Problem statement
Scan the listing below. Return every line containing the string "SANAL".

■ ■ ■ ■ ■ ■ ■

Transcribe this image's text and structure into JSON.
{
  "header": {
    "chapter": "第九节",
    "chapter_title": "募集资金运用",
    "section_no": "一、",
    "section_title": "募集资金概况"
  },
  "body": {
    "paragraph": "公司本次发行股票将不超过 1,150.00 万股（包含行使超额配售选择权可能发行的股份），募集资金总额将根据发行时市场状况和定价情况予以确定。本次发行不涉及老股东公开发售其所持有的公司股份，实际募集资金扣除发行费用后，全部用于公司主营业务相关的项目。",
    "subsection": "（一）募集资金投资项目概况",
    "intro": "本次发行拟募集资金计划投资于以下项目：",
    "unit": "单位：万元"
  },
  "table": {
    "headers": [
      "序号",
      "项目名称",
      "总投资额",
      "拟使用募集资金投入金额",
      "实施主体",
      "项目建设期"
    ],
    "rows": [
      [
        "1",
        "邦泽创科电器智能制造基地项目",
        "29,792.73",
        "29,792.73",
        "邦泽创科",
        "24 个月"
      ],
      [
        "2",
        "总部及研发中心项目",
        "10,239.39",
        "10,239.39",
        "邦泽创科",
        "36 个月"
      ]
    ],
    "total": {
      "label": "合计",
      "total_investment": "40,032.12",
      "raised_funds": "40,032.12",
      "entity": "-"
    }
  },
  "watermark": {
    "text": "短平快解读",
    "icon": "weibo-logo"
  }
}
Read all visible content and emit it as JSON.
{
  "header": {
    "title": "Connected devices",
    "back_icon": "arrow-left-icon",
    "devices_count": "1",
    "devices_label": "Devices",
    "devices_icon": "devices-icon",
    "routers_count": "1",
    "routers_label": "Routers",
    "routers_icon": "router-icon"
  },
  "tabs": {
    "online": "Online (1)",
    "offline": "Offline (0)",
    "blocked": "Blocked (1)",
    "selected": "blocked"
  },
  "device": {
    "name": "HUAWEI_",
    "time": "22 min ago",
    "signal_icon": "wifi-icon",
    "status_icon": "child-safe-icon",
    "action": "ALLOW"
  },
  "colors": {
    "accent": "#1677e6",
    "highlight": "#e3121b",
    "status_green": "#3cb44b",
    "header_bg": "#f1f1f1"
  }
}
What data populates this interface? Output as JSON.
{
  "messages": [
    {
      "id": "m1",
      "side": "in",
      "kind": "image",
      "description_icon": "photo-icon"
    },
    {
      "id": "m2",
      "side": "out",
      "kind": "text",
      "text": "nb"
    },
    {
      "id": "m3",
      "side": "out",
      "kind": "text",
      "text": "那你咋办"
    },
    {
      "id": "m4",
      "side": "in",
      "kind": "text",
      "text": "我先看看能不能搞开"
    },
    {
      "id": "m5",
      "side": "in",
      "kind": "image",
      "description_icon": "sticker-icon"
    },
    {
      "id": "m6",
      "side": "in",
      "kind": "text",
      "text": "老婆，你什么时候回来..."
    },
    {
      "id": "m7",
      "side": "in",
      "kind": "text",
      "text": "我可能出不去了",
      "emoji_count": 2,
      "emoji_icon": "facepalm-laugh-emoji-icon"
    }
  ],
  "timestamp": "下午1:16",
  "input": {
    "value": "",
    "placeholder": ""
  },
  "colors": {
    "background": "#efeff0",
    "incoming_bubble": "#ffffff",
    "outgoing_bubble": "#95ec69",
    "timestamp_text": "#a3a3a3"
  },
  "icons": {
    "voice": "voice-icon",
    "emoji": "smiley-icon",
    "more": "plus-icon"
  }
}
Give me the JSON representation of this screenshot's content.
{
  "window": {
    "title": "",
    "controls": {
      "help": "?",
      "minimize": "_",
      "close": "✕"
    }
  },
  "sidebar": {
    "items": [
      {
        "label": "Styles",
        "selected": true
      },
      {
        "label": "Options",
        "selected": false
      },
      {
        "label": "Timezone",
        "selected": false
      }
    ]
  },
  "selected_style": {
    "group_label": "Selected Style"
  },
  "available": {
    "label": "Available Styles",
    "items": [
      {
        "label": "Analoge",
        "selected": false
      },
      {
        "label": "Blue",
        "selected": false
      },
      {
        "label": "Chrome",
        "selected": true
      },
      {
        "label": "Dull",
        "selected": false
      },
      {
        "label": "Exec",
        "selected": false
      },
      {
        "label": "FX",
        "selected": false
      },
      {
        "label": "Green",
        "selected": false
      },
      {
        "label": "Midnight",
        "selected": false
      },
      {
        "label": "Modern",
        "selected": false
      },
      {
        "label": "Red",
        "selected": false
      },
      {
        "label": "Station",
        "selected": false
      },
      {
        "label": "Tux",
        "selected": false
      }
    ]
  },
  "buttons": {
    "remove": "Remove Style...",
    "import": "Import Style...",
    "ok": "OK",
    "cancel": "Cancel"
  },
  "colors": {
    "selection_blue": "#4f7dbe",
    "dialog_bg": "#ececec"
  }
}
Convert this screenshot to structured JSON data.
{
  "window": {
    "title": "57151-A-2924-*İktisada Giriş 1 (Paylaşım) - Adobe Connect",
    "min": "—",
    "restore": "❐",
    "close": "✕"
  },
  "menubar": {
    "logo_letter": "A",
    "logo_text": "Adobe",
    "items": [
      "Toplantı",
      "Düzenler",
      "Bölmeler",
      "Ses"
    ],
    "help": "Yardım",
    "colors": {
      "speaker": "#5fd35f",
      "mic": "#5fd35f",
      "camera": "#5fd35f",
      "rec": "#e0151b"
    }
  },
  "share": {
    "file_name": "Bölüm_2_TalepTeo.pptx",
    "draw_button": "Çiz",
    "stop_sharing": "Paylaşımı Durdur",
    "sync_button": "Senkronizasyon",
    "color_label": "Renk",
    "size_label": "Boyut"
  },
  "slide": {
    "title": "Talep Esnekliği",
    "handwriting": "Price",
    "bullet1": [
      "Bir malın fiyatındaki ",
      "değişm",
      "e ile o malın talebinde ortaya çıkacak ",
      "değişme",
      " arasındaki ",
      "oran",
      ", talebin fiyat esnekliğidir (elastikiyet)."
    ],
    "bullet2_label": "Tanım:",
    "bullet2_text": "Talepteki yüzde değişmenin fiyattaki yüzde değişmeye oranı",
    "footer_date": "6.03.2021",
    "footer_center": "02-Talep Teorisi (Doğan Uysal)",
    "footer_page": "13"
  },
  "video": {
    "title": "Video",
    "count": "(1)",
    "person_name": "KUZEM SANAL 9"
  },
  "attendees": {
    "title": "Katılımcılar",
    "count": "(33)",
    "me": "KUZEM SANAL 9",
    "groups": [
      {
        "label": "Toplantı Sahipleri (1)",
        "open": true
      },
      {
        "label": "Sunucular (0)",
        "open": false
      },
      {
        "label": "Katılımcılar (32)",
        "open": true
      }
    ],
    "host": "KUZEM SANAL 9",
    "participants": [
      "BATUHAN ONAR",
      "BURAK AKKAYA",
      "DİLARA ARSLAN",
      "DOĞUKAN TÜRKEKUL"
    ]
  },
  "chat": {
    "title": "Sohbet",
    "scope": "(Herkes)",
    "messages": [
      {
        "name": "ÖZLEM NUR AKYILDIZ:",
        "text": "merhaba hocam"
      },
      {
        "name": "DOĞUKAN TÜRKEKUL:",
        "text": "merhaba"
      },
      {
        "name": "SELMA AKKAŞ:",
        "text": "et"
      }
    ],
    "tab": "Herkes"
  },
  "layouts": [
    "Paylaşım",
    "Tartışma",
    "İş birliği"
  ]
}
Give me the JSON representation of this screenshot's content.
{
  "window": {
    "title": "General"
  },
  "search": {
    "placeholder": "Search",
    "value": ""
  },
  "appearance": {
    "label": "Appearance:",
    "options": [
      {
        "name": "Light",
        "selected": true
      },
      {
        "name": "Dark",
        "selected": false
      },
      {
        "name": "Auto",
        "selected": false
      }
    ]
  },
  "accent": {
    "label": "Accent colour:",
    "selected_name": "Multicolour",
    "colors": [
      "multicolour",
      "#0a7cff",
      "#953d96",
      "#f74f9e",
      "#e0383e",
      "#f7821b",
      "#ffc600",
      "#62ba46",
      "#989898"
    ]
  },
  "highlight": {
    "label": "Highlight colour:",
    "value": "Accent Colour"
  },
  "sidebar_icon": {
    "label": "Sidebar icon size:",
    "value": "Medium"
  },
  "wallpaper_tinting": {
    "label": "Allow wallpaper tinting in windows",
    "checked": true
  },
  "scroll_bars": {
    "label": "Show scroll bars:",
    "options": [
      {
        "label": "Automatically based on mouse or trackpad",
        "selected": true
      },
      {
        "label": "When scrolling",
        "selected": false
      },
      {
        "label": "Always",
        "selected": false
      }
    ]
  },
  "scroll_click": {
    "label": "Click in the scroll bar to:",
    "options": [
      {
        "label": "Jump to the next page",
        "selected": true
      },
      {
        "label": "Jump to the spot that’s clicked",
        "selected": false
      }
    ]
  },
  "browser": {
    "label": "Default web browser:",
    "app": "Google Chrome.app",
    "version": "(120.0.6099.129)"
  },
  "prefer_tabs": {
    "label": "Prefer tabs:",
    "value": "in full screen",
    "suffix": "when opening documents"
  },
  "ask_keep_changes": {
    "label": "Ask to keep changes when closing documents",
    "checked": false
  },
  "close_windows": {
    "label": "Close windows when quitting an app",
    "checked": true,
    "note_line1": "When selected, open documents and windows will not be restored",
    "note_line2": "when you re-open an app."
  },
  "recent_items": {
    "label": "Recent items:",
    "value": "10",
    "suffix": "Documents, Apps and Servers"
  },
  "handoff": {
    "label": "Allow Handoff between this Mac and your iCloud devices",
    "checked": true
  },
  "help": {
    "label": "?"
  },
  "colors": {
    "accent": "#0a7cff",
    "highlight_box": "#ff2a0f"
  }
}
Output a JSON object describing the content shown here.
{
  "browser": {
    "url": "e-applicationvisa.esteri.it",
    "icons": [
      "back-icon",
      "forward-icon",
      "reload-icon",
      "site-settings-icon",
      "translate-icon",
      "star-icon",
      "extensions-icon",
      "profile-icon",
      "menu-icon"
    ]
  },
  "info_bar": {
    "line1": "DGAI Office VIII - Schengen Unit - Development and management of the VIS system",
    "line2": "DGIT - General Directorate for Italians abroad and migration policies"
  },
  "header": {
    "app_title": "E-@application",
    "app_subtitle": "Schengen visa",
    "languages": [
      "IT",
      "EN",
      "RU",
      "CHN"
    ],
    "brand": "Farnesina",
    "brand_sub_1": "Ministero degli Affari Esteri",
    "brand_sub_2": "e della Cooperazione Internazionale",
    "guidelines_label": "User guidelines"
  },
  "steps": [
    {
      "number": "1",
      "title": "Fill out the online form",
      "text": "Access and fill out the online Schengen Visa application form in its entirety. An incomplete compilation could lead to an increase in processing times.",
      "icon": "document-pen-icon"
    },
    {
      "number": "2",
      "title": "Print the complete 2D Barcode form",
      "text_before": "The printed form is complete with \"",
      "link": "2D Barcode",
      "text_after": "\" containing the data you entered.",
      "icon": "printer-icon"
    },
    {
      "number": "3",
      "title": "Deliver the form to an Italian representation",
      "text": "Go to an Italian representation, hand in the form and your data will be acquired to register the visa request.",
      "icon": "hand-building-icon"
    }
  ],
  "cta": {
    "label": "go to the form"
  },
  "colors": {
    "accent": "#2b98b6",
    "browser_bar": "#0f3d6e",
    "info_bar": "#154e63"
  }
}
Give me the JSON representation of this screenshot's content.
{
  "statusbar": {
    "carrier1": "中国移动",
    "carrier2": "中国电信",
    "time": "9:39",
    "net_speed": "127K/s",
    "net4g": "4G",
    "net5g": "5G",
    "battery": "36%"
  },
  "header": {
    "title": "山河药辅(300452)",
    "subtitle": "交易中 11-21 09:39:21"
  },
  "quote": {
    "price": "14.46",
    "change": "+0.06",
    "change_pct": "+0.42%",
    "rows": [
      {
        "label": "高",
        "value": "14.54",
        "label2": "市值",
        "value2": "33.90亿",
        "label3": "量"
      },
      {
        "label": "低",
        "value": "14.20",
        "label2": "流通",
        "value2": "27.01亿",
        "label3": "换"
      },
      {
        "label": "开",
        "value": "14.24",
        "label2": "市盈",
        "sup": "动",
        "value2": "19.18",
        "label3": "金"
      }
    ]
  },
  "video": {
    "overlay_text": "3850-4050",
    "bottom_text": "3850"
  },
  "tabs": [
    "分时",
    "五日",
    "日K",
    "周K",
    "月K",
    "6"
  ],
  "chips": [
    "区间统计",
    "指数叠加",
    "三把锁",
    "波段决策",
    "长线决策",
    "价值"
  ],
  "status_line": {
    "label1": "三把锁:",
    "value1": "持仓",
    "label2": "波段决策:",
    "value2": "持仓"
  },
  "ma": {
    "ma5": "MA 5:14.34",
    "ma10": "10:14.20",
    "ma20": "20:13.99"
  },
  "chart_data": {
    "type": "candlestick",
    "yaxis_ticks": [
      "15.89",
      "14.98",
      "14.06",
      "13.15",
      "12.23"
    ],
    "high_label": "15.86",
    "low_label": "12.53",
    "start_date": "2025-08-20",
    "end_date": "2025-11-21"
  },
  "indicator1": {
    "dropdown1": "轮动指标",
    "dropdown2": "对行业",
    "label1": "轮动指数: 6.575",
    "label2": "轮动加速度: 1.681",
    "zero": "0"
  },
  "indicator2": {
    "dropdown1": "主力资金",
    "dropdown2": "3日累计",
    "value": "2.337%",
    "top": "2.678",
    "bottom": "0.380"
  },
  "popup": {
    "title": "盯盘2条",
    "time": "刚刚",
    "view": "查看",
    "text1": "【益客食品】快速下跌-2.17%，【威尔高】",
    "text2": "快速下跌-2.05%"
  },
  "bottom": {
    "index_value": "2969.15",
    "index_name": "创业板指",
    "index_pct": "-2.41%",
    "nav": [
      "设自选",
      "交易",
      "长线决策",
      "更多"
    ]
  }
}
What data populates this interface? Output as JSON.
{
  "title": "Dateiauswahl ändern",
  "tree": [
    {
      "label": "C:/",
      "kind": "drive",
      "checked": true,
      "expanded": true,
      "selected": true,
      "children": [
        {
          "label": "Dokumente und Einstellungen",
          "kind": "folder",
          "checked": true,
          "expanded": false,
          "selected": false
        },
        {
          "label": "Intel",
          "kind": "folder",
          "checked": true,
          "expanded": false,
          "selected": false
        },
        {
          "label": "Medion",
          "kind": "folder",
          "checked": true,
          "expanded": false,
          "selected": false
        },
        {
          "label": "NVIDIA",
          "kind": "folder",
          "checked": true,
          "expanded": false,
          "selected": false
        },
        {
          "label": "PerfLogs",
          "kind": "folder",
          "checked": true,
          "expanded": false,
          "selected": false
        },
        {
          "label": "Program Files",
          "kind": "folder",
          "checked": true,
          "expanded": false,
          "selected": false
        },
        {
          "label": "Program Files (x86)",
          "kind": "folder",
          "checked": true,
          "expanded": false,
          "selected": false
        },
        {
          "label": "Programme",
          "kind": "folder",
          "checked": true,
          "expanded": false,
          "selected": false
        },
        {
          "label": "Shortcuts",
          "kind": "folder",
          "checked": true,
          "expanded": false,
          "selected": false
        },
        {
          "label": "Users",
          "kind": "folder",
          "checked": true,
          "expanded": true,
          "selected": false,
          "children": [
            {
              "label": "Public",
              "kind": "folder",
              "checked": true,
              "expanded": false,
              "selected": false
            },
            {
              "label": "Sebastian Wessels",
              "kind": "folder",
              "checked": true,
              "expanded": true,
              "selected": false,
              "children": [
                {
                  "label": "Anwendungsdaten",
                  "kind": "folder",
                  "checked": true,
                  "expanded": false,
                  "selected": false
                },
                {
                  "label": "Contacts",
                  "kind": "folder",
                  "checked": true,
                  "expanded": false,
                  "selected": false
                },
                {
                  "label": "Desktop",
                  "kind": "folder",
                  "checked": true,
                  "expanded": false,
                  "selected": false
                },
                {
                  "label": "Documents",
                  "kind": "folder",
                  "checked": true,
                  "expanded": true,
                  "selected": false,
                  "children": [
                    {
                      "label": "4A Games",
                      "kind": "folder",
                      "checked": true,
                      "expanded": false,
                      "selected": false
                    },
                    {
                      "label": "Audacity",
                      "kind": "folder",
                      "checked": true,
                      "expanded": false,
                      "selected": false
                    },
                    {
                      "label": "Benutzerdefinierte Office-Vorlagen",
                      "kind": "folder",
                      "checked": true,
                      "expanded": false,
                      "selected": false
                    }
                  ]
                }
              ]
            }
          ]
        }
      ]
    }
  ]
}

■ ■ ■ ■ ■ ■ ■

The completed task
    "person_name": "KUZEM SANAL 9"
    "me": "KUZEM SANAL 9",
    "host": "KUZEM SANAL 9",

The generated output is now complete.